Lashing out against the “bourgeoisie” and media elites, Thomson called for a sustainable form of journalism, and urged readers to get the Times for free online, while subscribing to the Journal. (In a spirited blog post, the Times‘ David Carr highlighted the irony of railing against the privileged class to an audience that was “munching on quiche and salmon-dappled bagels.” We’ll add that the event was held at the Plaza hotel.)
In any case, the populist attitude appears real, and gels with the attitude of Rupert Murdoch, CEO of Journal parent News Corp..
It’s an odd stance, considering that The Wall Street Journal‘s very name connotes an insular class of money-grubbing traders and rampant capitalists. On the other hand, the Journal‘s inaugural metro offering does eschew some of the hoity-toity high-handedness that is something of a trademark at the Times.

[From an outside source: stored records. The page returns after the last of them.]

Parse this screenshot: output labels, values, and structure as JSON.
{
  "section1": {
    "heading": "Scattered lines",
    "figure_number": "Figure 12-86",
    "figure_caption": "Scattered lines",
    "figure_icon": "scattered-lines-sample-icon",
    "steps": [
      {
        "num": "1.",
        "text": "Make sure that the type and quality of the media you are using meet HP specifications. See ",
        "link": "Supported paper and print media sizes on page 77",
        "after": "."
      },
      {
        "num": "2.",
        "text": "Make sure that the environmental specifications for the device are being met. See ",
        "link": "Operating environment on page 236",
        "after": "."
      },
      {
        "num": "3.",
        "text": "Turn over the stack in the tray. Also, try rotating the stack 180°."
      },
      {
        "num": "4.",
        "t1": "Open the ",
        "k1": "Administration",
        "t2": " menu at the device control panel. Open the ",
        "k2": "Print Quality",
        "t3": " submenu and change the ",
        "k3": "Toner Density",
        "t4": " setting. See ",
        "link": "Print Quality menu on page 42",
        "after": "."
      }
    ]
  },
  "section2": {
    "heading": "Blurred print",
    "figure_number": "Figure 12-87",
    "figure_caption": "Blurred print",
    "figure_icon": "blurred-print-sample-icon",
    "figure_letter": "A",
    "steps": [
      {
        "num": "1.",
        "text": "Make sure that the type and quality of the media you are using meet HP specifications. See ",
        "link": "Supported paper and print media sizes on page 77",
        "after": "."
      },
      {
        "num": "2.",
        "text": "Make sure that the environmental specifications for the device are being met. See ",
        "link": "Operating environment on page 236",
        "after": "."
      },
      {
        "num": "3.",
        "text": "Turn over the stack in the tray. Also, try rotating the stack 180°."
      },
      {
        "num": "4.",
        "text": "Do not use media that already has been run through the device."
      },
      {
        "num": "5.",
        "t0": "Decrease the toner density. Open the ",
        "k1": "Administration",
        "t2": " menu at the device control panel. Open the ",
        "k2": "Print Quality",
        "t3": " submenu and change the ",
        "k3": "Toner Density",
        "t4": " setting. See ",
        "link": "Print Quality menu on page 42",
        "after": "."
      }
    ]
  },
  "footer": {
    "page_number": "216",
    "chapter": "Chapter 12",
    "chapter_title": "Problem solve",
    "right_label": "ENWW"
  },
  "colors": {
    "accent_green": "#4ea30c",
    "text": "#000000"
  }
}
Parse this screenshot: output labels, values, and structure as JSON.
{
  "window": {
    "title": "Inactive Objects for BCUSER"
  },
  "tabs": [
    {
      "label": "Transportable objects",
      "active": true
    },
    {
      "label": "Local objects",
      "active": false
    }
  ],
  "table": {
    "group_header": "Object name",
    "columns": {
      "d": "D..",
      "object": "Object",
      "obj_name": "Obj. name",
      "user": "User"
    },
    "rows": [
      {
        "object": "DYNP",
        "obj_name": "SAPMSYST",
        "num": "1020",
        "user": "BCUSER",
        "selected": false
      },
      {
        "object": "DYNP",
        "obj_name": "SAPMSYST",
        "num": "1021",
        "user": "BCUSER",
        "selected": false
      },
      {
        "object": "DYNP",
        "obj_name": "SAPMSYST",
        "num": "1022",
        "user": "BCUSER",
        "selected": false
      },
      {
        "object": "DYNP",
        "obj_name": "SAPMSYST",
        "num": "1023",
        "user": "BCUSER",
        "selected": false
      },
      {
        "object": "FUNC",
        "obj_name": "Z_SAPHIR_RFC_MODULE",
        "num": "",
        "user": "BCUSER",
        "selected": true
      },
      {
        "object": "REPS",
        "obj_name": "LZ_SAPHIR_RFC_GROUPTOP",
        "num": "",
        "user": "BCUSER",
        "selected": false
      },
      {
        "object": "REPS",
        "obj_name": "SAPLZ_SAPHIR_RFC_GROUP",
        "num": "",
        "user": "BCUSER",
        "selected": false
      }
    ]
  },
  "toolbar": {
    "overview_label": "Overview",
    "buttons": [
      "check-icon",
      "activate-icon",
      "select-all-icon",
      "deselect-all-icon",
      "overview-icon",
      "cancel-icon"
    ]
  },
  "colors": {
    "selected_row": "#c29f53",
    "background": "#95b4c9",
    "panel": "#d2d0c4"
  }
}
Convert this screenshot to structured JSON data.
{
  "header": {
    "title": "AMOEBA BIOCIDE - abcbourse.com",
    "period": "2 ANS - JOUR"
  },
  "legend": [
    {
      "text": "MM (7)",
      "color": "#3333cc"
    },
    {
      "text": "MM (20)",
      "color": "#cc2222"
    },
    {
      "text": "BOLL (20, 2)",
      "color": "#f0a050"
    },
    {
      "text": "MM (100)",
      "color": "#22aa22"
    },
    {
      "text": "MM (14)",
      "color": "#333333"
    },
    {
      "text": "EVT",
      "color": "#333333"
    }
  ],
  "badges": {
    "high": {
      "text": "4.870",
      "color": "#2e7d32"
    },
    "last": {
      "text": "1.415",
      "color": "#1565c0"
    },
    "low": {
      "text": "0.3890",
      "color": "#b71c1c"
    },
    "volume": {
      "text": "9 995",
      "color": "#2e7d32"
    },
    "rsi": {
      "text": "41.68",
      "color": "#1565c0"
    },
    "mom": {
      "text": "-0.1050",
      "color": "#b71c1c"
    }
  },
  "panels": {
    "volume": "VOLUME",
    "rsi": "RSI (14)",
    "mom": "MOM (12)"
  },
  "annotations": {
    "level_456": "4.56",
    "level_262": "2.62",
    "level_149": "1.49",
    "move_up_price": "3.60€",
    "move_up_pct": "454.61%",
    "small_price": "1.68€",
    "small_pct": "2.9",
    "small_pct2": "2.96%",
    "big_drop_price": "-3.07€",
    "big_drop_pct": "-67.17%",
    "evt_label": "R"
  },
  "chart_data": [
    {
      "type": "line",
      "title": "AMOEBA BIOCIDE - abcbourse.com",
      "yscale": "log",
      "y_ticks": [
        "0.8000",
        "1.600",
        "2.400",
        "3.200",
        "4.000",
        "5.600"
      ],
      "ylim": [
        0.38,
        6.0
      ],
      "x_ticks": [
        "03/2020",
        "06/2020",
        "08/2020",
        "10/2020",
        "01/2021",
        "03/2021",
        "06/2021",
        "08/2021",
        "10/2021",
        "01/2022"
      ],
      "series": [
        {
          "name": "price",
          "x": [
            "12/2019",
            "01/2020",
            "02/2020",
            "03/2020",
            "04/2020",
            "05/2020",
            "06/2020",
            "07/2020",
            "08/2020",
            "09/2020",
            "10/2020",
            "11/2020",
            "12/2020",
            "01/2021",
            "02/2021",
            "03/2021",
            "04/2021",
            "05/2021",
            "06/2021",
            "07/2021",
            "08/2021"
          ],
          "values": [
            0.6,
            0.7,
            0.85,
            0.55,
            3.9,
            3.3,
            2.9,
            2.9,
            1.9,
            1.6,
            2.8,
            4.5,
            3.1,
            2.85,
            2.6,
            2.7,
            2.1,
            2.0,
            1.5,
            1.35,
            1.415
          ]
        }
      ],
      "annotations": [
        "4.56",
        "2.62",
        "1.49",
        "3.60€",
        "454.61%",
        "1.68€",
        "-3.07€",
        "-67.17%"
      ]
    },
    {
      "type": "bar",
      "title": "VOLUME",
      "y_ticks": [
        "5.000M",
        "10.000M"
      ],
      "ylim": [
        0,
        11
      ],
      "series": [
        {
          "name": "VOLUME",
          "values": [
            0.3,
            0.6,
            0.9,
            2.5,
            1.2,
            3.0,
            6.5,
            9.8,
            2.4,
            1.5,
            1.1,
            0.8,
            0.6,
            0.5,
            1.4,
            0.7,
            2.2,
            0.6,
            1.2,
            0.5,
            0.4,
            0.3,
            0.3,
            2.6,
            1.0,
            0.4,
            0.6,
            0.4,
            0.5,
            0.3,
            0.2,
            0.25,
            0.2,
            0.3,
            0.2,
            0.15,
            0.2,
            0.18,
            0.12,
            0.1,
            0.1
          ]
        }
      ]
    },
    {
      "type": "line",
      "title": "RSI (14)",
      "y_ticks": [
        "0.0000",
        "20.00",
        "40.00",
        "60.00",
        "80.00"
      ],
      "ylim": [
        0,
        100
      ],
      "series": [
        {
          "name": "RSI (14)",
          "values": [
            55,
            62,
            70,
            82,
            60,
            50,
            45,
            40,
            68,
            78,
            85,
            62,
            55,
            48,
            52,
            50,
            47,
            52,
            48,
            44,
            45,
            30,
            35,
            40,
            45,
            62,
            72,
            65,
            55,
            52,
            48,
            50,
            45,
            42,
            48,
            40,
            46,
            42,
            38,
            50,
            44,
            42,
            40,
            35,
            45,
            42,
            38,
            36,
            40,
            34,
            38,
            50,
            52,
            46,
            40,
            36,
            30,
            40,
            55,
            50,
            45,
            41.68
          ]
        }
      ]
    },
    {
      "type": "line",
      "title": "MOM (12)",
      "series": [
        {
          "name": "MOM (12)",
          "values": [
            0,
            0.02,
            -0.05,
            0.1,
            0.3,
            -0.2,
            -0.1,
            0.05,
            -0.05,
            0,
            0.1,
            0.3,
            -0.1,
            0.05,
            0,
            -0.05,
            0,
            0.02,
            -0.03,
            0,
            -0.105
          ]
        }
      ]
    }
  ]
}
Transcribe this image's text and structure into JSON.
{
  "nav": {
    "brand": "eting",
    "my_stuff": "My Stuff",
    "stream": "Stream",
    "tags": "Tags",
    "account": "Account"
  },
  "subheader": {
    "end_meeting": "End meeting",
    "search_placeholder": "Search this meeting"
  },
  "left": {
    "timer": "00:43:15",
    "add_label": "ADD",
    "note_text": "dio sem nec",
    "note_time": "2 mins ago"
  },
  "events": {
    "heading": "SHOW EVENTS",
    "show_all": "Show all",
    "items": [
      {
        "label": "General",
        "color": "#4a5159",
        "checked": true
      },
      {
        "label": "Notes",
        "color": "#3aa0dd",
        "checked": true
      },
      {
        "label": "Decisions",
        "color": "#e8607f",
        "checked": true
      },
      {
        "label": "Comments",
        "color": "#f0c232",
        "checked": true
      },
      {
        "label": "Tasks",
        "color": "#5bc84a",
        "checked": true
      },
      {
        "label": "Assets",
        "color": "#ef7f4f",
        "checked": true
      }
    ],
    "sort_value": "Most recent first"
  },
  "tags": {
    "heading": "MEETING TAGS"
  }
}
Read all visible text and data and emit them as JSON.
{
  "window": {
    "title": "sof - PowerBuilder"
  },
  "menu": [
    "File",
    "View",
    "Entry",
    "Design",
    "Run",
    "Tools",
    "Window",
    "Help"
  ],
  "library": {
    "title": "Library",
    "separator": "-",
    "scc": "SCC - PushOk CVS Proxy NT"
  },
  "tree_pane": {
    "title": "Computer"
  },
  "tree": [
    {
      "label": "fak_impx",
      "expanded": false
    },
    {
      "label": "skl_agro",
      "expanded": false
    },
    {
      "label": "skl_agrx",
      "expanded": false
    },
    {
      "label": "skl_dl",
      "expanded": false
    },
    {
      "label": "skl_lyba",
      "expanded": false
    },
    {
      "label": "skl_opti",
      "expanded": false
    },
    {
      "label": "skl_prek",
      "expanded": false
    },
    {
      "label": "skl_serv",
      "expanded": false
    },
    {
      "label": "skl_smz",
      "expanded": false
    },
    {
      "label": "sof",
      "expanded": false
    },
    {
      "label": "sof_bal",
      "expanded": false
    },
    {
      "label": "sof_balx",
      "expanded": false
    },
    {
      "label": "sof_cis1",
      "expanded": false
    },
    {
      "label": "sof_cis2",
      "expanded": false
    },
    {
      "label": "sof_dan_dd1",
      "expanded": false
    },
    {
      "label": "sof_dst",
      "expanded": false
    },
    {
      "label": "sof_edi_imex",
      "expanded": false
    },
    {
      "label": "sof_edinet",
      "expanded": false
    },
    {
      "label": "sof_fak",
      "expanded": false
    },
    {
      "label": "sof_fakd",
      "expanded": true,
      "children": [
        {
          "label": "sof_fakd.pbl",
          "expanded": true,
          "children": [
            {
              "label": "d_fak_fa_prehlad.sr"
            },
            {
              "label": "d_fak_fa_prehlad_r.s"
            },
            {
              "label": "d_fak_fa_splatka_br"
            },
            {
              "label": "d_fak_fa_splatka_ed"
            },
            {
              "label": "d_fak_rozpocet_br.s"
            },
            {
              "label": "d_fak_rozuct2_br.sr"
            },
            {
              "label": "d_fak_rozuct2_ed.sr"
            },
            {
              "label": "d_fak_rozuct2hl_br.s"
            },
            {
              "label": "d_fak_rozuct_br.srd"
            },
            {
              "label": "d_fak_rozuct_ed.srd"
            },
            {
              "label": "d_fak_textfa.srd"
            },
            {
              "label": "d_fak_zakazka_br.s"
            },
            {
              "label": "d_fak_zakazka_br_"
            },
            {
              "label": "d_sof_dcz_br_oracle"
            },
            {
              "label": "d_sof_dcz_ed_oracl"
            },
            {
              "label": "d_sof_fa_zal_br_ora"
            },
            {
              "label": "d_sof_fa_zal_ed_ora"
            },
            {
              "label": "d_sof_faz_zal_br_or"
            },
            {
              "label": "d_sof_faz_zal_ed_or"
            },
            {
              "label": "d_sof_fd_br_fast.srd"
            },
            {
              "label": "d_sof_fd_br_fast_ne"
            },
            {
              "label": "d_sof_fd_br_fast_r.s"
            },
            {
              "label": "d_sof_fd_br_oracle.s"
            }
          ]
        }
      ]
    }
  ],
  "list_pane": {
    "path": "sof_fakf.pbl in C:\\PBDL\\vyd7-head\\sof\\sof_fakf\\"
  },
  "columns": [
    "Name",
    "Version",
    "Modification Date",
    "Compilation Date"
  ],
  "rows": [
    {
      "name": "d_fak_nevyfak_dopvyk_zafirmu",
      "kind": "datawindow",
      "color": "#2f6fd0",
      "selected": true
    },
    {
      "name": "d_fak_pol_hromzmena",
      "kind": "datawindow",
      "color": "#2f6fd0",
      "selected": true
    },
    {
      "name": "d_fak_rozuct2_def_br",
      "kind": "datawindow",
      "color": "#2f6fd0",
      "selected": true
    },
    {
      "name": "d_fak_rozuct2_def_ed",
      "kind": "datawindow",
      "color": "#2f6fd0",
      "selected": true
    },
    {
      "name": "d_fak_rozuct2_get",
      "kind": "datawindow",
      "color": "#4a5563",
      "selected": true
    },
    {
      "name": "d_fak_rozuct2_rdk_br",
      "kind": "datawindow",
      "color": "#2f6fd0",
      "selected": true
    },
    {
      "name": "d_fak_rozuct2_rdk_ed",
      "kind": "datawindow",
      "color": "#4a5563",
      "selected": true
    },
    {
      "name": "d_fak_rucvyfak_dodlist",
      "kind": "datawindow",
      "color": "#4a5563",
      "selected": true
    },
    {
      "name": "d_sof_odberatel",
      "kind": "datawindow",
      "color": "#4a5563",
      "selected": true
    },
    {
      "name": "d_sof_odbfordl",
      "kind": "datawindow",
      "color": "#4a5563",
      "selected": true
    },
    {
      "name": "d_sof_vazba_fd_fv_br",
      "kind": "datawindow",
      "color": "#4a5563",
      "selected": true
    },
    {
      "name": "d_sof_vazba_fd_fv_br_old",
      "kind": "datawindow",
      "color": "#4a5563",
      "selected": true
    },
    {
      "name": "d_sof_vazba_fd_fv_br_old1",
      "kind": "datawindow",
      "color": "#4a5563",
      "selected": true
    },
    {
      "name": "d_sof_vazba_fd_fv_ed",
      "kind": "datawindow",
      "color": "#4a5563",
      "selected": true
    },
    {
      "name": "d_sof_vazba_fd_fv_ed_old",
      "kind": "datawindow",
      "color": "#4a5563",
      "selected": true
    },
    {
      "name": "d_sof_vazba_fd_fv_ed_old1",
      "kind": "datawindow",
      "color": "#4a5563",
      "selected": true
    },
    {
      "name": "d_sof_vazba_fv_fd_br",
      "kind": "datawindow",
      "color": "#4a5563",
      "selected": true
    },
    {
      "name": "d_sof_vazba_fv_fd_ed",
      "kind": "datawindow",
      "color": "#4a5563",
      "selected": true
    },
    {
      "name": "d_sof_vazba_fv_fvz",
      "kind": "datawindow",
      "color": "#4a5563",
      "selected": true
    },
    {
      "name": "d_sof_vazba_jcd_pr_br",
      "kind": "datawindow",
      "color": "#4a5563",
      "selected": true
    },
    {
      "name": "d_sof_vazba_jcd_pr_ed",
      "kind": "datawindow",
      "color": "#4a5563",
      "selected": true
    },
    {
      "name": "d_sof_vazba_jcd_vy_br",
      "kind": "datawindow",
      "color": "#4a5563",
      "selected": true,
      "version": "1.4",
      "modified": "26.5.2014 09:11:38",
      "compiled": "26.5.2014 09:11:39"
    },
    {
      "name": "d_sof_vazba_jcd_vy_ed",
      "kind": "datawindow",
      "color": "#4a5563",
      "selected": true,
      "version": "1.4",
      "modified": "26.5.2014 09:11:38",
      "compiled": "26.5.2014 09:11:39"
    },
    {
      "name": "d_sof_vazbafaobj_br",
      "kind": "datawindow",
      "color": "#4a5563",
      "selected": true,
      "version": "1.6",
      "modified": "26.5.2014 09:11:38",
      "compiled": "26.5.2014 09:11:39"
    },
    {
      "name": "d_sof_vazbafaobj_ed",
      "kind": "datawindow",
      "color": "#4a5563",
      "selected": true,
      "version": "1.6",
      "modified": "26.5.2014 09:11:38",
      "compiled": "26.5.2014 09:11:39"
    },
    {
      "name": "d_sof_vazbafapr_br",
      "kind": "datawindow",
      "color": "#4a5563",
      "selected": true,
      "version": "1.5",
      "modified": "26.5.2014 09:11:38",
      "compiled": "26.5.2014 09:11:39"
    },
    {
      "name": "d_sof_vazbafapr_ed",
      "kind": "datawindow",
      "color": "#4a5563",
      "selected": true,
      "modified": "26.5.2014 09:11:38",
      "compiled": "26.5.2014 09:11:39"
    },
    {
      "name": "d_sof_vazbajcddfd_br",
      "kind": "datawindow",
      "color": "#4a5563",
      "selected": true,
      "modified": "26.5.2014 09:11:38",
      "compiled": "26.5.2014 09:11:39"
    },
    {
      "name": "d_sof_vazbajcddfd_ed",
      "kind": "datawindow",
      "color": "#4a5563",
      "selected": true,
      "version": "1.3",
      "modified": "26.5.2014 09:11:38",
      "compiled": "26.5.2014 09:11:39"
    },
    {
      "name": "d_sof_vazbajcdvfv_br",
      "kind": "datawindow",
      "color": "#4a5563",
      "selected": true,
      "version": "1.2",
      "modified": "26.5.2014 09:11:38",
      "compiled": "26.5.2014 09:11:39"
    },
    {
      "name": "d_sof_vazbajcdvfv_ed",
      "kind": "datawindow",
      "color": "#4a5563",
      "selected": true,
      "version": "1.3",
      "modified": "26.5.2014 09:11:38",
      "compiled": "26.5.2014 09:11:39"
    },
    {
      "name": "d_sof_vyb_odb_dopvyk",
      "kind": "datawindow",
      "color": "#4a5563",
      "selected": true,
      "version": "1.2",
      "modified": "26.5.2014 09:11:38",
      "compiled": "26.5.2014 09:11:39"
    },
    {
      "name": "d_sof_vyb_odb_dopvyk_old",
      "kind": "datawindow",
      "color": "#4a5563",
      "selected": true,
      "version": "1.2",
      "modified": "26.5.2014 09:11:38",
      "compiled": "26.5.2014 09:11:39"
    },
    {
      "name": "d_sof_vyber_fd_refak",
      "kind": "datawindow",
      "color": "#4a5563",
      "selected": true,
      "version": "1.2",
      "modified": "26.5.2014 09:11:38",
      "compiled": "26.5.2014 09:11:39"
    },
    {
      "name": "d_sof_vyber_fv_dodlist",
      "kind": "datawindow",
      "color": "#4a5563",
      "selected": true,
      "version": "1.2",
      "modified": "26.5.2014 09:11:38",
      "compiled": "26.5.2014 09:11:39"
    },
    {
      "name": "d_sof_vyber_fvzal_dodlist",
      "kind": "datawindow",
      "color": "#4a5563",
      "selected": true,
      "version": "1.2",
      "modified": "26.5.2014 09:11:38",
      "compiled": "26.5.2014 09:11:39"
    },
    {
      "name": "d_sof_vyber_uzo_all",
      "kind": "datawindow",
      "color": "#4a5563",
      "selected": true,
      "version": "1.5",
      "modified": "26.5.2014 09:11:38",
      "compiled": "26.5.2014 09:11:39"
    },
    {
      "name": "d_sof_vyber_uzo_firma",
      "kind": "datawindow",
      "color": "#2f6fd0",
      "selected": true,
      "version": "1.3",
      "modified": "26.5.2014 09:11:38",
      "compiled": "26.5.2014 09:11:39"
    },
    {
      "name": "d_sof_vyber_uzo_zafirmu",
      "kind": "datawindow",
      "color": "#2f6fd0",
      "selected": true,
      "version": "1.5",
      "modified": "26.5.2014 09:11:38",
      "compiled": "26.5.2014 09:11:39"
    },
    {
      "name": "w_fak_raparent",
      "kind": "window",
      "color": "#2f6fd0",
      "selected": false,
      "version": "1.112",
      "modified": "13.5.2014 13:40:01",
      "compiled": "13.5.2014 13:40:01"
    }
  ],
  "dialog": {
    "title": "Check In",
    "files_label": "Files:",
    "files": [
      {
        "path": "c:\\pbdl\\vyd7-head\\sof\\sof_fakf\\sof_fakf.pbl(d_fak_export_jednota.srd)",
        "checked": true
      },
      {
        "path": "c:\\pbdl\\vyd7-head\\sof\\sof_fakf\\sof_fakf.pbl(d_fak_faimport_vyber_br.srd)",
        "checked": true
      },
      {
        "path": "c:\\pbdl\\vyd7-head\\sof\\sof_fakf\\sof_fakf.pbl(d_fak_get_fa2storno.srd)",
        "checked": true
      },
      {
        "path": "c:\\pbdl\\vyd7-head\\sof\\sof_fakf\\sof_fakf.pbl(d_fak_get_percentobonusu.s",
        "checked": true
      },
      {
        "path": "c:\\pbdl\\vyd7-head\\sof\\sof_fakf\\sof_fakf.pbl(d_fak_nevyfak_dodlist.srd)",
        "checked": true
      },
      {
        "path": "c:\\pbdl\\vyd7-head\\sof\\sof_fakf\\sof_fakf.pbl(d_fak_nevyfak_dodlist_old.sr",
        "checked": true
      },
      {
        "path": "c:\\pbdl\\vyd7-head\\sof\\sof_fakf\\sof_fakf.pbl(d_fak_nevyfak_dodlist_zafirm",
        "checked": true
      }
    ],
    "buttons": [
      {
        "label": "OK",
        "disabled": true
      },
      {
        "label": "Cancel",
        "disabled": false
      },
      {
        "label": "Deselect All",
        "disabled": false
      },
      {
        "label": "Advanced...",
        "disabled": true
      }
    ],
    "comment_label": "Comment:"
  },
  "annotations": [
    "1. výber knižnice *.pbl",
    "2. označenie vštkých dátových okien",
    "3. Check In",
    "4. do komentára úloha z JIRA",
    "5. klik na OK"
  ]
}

As the spitting contest progresses, it’ll be interesting to find out whether one side manages to convince its audience that it is the true standard bearer for New York. In the meantime, the name-calling is bound to create tensions. In trying to position itself as a challenger to the New York elite, the Journal has to overcome the ruthless image of its publisher and its capitalistic reputation. As it paints itself as the longstanding newspaper of choice among New Yorkers, the Times has to negotiate is effete reputation and at the same time continue persuading advertisers that its readers are rich and influential. We’ll see if New Yorkers can discern any meaningful messages amid all the dissonance.